Arts and tech collide at CONTACT: The Ammerman Center Symposium
Ancient cities, pirate radio stations and Zapatista community centers provided the perfect backdrop for a semester-long study in Oaxaca, Mexico, for 12 students and two professors this fall. History Professor Leo Garofalo documented the experience with a series of photographs.
Students explored themes of immigration, indigenous rights and movements and socially engaged education with Garofalo and Education Professor Michael James. The group studied at the Cultural Institute of Oaxaca as part of the College's study away, teach away (SATA) program, which allows 10 to 20 students to study with Connecticut College professors in a foreign country, including developing nations.
Oaxaca, a significant cultural and political center with the largest indigenous population in Mexico, provided students and professors with a unique opportunity to enhance their knowledge and appreciation of political, economic and social systems significantly different from their own.
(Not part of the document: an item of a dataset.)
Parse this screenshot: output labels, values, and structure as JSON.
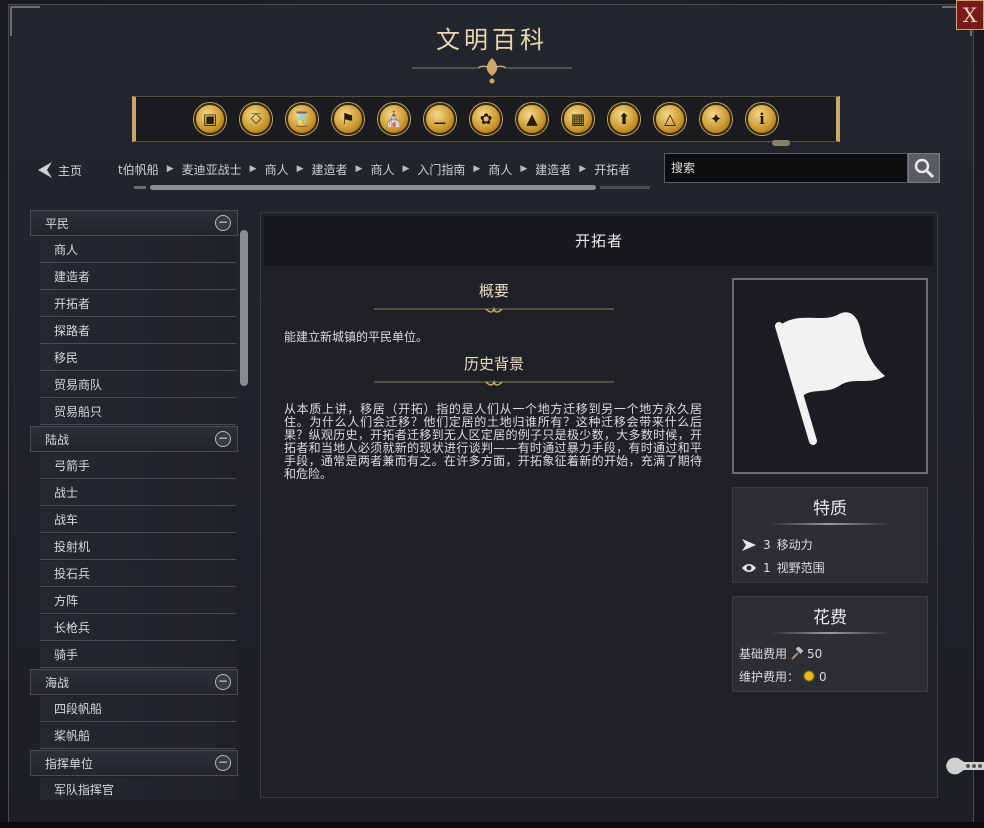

"We are constantly discussing, thinking, theorizing, questioning, etc.," Katherine Shabb '12 said in late November. "The experience has forced us to question everything we have known - our lifestyles, capitalism, education, economic systems, individualism. I will not go home the same person I was four months ago."